**TASK DETAILS**
Give back all of the data exactly.
....
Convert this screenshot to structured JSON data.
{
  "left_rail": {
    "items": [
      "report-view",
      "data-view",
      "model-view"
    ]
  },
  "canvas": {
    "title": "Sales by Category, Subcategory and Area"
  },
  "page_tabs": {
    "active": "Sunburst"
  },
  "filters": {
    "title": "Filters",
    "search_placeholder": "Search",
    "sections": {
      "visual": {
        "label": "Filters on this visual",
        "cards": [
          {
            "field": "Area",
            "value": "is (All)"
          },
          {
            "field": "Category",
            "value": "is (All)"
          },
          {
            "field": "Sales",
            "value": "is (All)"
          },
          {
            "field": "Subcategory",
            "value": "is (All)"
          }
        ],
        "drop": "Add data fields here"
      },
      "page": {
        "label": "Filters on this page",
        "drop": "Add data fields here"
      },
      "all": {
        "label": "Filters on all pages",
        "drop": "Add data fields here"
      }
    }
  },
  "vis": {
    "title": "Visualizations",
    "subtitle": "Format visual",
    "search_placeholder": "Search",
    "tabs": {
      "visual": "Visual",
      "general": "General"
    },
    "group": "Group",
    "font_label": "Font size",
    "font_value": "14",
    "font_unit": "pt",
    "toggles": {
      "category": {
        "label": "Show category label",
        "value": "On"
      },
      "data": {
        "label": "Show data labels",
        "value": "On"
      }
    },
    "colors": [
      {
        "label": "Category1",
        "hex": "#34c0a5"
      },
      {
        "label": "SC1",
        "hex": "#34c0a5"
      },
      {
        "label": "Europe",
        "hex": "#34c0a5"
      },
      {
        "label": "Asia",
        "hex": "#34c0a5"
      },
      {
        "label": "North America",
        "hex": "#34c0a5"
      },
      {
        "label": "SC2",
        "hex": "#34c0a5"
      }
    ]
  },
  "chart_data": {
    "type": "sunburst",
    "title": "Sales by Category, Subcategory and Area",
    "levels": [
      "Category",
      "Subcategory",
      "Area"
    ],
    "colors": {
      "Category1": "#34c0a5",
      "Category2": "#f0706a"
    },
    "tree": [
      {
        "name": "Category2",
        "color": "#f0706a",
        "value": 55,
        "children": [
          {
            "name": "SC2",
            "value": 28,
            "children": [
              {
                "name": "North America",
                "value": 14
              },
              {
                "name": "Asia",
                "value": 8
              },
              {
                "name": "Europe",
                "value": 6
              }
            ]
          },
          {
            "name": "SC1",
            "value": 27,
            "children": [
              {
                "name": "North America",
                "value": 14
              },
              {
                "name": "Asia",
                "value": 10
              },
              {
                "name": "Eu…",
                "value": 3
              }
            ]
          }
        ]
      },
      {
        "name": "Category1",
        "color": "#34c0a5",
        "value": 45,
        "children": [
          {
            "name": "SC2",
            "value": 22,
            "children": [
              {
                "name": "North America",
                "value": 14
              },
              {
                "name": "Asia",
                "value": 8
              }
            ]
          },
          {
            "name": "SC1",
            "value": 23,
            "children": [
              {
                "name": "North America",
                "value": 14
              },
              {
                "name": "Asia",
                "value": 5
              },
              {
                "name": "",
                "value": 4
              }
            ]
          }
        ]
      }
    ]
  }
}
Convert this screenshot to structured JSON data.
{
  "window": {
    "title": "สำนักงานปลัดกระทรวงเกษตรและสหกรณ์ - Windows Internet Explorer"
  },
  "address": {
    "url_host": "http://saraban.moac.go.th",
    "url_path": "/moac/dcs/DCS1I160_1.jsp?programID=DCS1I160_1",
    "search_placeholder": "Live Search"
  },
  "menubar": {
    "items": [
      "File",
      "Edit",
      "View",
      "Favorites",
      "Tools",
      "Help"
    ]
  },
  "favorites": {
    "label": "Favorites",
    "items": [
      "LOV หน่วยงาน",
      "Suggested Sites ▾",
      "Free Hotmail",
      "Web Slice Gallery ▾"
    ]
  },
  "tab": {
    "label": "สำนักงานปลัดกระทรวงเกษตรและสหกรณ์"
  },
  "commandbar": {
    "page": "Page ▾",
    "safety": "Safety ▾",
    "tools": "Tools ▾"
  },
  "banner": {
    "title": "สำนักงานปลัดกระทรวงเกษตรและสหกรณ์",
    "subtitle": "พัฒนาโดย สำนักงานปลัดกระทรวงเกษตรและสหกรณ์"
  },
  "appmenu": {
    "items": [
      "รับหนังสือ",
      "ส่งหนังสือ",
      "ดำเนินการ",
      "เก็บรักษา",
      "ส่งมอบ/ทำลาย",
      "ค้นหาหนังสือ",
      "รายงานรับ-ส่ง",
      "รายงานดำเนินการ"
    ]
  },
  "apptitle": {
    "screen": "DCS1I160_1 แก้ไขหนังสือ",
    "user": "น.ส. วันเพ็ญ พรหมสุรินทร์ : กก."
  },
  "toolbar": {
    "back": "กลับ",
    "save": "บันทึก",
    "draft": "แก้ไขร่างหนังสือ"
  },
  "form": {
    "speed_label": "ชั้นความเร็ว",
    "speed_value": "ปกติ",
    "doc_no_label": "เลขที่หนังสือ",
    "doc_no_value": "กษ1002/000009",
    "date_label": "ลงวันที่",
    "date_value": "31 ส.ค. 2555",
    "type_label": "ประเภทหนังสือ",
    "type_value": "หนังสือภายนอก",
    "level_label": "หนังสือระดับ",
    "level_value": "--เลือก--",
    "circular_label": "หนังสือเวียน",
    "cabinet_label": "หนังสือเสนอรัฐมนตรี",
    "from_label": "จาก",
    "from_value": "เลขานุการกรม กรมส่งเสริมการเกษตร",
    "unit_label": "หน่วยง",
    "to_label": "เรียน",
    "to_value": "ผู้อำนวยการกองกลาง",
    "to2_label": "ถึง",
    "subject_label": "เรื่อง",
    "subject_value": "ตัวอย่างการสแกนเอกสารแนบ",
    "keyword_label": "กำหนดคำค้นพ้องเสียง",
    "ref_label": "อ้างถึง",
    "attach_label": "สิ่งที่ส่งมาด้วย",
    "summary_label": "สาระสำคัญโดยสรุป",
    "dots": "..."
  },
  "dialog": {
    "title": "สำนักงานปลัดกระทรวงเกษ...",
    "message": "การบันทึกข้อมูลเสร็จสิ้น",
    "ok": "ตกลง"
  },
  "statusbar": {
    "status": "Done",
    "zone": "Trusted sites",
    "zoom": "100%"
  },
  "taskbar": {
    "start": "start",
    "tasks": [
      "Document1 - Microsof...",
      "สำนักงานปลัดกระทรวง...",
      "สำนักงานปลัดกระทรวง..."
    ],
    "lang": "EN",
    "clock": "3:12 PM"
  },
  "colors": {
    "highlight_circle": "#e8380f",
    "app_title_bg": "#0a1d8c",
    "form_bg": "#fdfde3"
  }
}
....
**EXERCISE SOLUTION**
Convert this screenshot to structured JSON data.
{
  "left_rail": {
    "items": [
      "report-view",
      "data-view",
      "model-view"
    ]
  },
  "canvas": {
    "title": "Sales by Category, Subcategory and Area"
  },
  "page_tabs": {
    "active": "Sunburst"
  },
  "filters": {
    "title": "Filters",
    "search_placeholder": "Search",
    "sections": {
      "visual": {
        "label": "Filters on this visual",
        "cards": [
          {
            "field": "Area",
            "value": "is (All)"
          },
          {
            "field": "Category",
            "value": "is (All)"
          },
          {
            "field": "Sales",
            "value": "is (All)"
          },
          {
            "field": "Subcategory",
            "value": "is (All)"
          }
        ],
        "drop": "Add data fields here"
      },
      "page": {
        "label": "Filters on this page",
        "drop": "Add data fields here"
      },
      "all": {
        "label": "Filters on all pages",
        "drop": "Add data fields here"
      }
    }
  },
  "vis": {
    "title": "Visualizations",
    "subtitle": "Format visual",
    "search_placeholder": "Search",
    "tabs": {
      "visual": "Visual",
      "general": "General"
    },
    "group": "Group",
    "font_label": "Font size",
    "font_value": "14",
    "font_unit": "pt",
    "toggles": {
      "category": {
        "label": "Show category label",
        "value": "On"
      },
      "data": {
        "label": "Show data labels",
        "value": "On"
      }
    },
    "colors": [
      {
        "label": "Category1",
        "hex": "#34c0a5"
      },
      {
        "label": "SC1",
        "hex": "#34c0a5"
      },
      {
        "label": "Europe",
        "hex": "#34c0a5"
      },
      {
        "label": "Asia",
        "hex": "#34c0a5"
      },
      {
        "label": "North America",
        "hex": "#34c0a5"
      },
      {
        "label": "SC2",
        "hex": "#34c0a5"
      }
    ]
  },
  "chart_data": {
    "type": "sunburst",
    "title": "Sales by Category, Subcategory and Area",
    "levels": [
      "Category",
      "Subcategory",
      "Area"
    ],
    "colors": {
      "Category1": "#34c0a5",
      "Category2": "#f0706a"
    },
    "tree": [
      {
        "name": "Category2",
        "color": "#f0706a",
        "value": 55,
        "children": [
          {
            "name": "SC2",
            "value": 28,
            "children": [
              {
                "name": "North America",
                "value": 14
              },
              {
                "name": "Asia",
                "value": 8
              },
              {
                "name": "Europe",
                "value": 6
              }
            ]
          },
          {
            "name": "SC1",
            "value": 27,
            "children": [
              {
                "name": "North America",
                "value": 14
              },
              {
                "name": "Asia",
                "value": 10
              },
              {
                "name": "Eu…",
                "value": 3
              }
            ]
          }
        ]
      },
      {
        "name": "Category1",
        "color": "#34c0a5",
        "value": 45,
        "children": [
          {
            "name": "SC2",
            "value": 22,
            "children": [
              {
                "name": "North America",
                "value": 14
              },
              {
                "name": "Asia",
                "value": 8
              }
            ]
          },
          {
            "name": "SC1",
            "value": 23,
            "children": [
              {
                "name": "North America",
                "value": 14
              },
              {
                "name": "Asia",
                "value": 5
              },
              {
                "name": "",
                "value": 4
              }
            ]
          }
        ]
      }
    ]
  }
}
Convert this screenshot to structured JSON data.
{
  "window": {
    "title": "สำนักงานปลัดกระทรวงเกษตรและสหกรณ์ - Windows Internet Explorer"
  },
  "address": {
    "url_host": "http://saraban.moac.go.th",
    "url_path": "/moac/dcs/DCS1I160_1.jsp?programID=DCS1I160_1",
    "search_placeholder": "Live Search"
  },
  "menubar": {
    "items": [
      "File",
      "Edit",
      "View",
      "Favorites",
      "Tools",
      "Help"
    ]
  },
  "favorites": {
    "label": "Favorites",
    "items": [
      "LOV หน่วยงาน",
      "Suggested Sites ▾",
      "Free Hotmail",
      "Web Slice Gallery ▾"
    ]
  },
  "tab": {
    "label": "สำนักงานปลัดกระทรวงเกษตรและสหกรณ์"
  },
  "commandbar": {
    "page": "Page ▾",
    "safety": "Safety ▾",
    "tools": "Tools ▾"
  },
  "banner": {
    "title": "สำนักงานปลัดกระทรวงเกษตรและสหกรณ์",
    "subtitle": "พัฒนาโดย สำนักงานปลัดกระทรวงเกษตรและสหกรณ์"
  },
  "appmenu": {
    "items": [
      "รับหนังสือ",
      "ส่งหนังสือ",
      "ดำเนินการ",
      "เก็บรักษา",
      "ส่งมอบ/ทำลาย",
      "ค้นหาหนังสือ",
      "รายงานรับ-ส่ง",
      "รายงานดำเนินการ"
    ]
  },
  "apptitle": {
    "screen": "DCS1I160_1 แก้ไขหนังสือ",
    "user": "น.ส. วันเพ็ญ พรหมสุรินทร์ : กก."
  },
  "toolbar": {
    "back": "กลับ",
    "save": "บันทึก",
    "draft": "แก้ไขร่างหนังสือ"
  },
  "form": {
    "speed_label": "ชั้นความเร็ว",
    "speed_value": "ปกติ",
    "doc_no_label": "เลขที่หนังสือ",
    "doc_no_value": "กษ1002/000009",
    "date_label": "ลงวันที่",
    "date_value": "31 ส.ค. 2555",
    "type_label": "ประเภทหนังสือ",
    "type_value": "หนังสือภายนอก",
    "level_label": "หนังสือระดับ",
    "level_value": "--เลือก--",
    "circular_label": "หนังสือเวียน",
    "cabinet_label": "หนังสือเสนอรัฐมนตรี",
    "from_label": "จาก",
    "from_value": "เลขานุการกรม กรมส่งเสริมการเกษตร",
    "unit_label": "หน่วยง",
    "to_label": "เรียน",
    "to_value": "ผู้อำนวยการกองกลาง",
    "to2_label": "ถึง",
    "subject_label": "เรื่อง",
    "subject_value": "ตัวอย่างการสแกนเอกสารแนบ",
    "keyword_label": "กำหนดคำค้นพ้องเสียง",
    "ref_label": "อ้างถึง",
    "attach_label": "สิ่งที่ส่งมาด้วย",
    "summary_label": "สาระสำคัญโดยสรุป",
    "dots": "..."
  },
  "dialog": {
    "title": "สำนักงานปลัดกระทรวงเกษ...",
    "message": "การบันทึกข้อมูลเสร็จสิ้น",
    "ok": "ตกลง"
  },
  "statusbar": {
    "status": "Done",
    "zone": "Trusted sites",
    "zoom": "100%"
  },
  "taskbar": {
    "start": "start",
    "tasks": [
      "Document1 - Microsof...",
      "สำนักงานปลัดกระทรวง...",
      "สำนักงานปลัดกระทรวง..."
    ],
    "lang": "EN",
    "clock": "3:12 PM"
  },
  "colors": {
    "highlight_circle": "#e8380f",
    "app_title_bg": "#0a1d8c",
    "form_bg": "#fdfde3"
  }
}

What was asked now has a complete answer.